Wind-whipped grass fires pushed into residential areas Saturday, burning at least 32 homes and forcing residents to flee four subdivisions.

Three air tankers dropped retardant on the fires, but the winds were so intense that planes and helicopters were grounded in the evening, said Gwen Shaffer, Forest Service spokeswoman. Gusts up to 60 mph were reported.

Two fires consumed at least 3,400 acres, including 1,000 acres in the Kokopelli Fire, named after the subdivision where the homes burned, firefighters said. A blaze called the 5-2 Fire, which started on the Mescalero Apache reservation, burned about 2,400 acres, according to the state Public Safety Department.

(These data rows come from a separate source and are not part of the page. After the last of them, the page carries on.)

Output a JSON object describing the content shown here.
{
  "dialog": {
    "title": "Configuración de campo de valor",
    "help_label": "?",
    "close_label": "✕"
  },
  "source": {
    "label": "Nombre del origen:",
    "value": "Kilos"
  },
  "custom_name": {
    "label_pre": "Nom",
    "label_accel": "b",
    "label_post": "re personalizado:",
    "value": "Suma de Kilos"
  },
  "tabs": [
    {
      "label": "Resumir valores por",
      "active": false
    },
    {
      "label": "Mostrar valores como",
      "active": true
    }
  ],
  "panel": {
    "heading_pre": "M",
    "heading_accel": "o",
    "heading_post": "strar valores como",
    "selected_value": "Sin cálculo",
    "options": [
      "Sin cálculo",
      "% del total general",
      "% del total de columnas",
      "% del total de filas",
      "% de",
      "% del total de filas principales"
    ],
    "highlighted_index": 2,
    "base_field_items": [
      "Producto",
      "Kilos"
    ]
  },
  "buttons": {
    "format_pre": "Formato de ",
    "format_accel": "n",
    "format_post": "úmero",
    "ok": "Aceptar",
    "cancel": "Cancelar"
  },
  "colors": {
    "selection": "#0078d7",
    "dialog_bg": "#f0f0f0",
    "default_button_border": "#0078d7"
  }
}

No injuries have been reported, officials said.

Terri Wildermuth, spokeswoman for the state Forestry Division, said the Kokopelli fire was "human caused" but declined to elaborate. She said the cause of the other fire had not been determined.

Police Lt. Wolf Born said the 32 homes were burned north and northeast of Ruidoso, a heavily forested mountain resort in southern New Mexico known for skiing in the winter and horse racing in the summer.

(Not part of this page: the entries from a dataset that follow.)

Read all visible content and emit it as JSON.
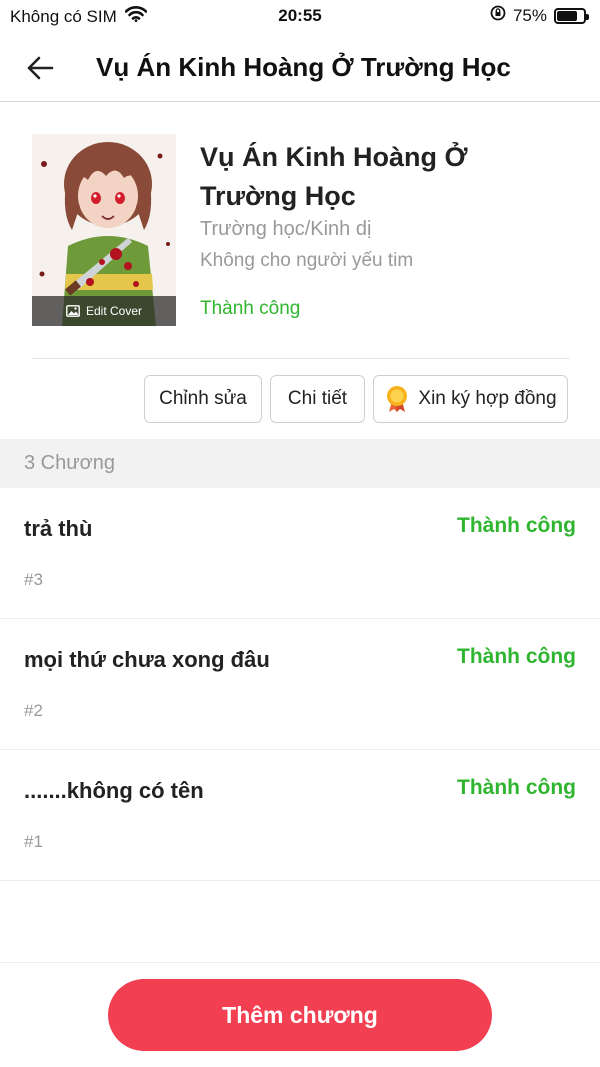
{
  "status_bar": {
    "carrier": "Không có SIM",
    "time": "20:55",
    "battery_percent": "75%",
    "battery_level": 0.75
  },
  "nav": {
    "title": "Vụ Án Kinh Hoàng Ở Trường Học",
    "back_icon": "arrow-left-icon"
  },
  "book": {
    "title": "Vụ Án Kinh Hoàng Ở Trường Học",
    "genre": "Trường học/Kinh dị",
    "warning": "Không cho người yếu tim",
    "status": "Thành công",
    "edit_cover_label": "Edit Cover"
  },
  "actions": {
    "edit_label": "Chỉnh sửa",
    "details_label": "Chi tiết",
    "contract_label": "Xin ký hợp đồng"
  },
  "chapters": {
    "count_label": "3 Chương",
    "items": [
      {
        "title": "trả thù",
        "number": "#3",
        "status": "Thành công"
      },
      {
        "title": "mọi thứ chưa xong đâu",
        "number": "#2",
        "status": "Thành công"
      },
      {
        "title": ".......không có tên",
        "number": "#1",
        "status": "Thành công"
      }
    ]
  },
  "footer": {
    "add_chapter_label": "Thêm chương"
  },
  "colors": {
    "accent": "#f23f52",
    "success": "#2fb52f",
    "muted": "#999999"
  }
}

Born estimated the number of people who fled was about 200. The village of Ruidoso was not evacuated.

It was the third straight year that fires have devastated the Ruidoso area.

"We've declared a state of emergency, and we're asking President Bush to declare Ruidoso a disaster area," said Ruidoso emergency manager Tomas Chavez.

A temporary shelter was set up at Ruidoso High School and at the Alto Lakes Country Club for those who had to leave their homes.

Fire season in New Mexico is about two to four weeks ahead of where it should be, and firefighting resources are being brought into the state earlier than normal, officials said.

Winter snowpack is sparse in New Mexico's high country. It's only 20 percent of normal in the Lincoln National Forest, which is near Ruidoso.

"Unless we really get dumped on in the next month — 3 feet after 3 feet after 3 feet of snow — our fire danger will be high," said Richard Woolley, fire meteorologist with the interagency Southwest Coordination Center in Albuquerque.

During 2000, 2,466 fires scorched 519,177 acres — including four mammoth fires highlighted by the Cerro Grande Fire in Los Alamos that blackened 42,878 acres and burned more than 200 structures.

Last year, 1,649 fires burned 38,890 acres.

Between last Jan. 1 and March 20, 61 fires burned 2,279 acres.